**Try it:** Filter task. Return each line of the material that holds the string "default".

**Dataset entries:**
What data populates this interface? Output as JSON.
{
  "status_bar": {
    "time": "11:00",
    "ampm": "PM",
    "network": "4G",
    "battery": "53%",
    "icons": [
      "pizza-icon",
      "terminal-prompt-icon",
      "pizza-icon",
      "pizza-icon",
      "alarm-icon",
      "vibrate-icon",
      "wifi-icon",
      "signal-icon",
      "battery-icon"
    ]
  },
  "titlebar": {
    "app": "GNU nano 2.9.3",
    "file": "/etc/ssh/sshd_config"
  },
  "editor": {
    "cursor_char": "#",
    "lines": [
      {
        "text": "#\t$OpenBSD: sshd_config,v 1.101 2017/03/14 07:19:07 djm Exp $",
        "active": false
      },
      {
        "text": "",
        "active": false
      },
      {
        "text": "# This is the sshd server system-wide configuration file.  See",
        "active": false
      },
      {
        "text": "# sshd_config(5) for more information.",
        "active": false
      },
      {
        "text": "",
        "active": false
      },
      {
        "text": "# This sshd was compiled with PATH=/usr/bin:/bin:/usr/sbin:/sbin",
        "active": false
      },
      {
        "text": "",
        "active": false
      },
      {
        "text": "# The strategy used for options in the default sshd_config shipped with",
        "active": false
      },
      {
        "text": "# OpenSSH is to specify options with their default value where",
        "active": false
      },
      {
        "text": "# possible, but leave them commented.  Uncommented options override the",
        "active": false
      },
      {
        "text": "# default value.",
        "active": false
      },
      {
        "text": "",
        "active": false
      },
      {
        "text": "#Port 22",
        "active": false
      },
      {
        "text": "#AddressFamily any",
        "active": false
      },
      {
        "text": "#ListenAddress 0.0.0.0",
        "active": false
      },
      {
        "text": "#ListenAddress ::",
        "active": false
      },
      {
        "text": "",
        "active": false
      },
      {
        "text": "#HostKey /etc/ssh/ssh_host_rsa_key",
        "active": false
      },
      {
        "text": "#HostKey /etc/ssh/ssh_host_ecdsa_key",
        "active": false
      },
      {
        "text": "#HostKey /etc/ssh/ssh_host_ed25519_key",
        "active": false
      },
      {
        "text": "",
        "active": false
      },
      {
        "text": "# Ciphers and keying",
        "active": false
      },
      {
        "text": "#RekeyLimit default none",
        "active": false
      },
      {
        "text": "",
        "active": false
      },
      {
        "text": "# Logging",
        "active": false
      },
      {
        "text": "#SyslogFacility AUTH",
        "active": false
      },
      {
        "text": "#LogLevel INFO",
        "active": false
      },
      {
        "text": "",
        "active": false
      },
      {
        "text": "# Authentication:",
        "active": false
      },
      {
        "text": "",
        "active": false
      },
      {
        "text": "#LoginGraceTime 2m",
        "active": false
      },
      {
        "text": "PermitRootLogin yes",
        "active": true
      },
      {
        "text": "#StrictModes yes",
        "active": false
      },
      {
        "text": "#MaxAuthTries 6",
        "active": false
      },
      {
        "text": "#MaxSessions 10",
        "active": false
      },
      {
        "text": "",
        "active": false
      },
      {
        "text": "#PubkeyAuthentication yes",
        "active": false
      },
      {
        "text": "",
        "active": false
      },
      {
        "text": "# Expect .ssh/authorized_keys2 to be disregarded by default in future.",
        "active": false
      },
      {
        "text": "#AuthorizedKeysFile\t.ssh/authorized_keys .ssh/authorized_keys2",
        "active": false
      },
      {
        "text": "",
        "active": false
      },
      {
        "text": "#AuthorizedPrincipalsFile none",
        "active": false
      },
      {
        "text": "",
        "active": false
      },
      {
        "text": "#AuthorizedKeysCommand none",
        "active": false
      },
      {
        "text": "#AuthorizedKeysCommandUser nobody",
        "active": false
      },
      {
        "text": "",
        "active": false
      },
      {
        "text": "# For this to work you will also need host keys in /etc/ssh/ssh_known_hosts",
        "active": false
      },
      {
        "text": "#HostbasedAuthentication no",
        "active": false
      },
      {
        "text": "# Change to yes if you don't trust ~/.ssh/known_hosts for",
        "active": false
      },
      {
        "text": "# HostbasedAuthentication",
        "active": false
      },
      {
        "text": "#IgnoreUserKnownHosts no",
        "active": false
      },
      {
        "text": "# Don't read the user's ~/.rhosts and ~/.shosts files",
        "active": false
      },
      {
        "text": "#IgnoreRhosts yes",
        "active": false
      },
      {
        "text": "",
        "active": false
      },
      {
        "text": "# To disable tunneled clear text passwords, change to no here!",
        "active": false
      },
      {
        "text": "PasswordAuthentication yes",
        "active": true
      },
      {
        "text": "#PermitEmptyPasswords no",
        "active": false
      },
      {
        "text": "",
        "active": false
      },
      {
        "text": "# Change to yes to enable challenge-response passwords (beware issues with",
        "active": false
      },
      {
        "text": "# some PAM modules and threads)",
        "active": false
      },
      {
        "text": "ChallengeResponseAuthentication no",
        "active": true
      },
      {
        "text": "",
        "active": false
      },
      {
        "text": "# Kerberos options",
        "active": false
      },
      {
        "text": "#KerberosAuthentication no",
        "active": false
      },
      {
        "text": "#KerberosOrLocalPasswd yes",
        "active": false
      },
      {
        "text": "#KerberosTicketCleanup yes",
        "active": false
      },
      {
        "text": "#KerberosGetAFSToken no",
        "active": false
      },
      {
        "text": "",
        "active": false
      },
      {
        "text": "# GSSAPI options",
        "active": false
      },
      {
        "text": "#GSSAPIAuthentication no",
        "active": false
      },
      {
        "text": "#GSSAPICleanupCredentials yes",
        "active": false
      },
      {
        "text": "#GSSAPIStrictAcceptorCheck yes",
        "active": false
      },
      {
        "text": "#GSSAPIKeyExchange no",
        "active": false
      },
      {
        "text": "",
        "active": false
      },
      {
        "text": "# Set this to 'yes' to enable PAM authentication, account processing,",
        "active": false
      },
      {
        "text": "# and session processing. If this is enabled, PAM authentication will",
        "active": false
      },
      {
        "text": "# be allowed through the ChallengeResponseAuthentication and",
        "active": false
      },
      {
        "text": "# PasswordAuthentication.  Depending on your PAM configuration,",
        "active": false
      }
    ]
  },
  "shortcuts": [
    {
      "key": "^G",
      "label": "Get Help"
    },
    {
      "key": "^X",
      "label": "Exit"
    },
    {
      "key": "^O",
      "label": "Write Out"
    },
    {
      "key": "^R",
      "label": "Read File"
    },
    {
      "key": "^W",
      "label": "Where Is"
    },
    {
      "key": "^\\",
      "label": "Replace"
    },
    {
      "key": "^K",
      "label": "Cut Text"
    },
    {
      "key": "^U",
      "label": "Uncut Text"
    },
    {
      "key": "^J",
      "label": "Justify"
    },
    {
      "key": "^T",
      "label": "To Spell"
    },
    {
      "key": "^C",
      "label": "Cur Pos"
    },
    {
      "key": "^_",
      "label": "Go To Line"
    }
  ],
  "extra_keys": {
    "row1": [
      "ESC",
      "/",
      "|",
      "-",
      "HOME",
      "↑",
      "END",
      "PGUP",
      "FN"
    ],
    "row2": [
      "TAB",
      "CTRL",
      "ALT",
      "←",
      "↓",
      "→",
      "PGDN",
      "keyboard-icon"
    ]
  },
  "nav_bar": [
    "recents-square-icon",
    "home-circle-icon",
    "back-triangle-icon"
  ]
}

**Solution to this problem:**
        "text": "# The strategy used for options in the default sshd_config shipped with",
        "text": "# OpenSSH is to specify options with their default value where",
        "text": "# default value.",
        "text": "#RekeyLimit default none",
        "text": "# Expect .ssh/authorized_keys2 to be disregarded by default in future.",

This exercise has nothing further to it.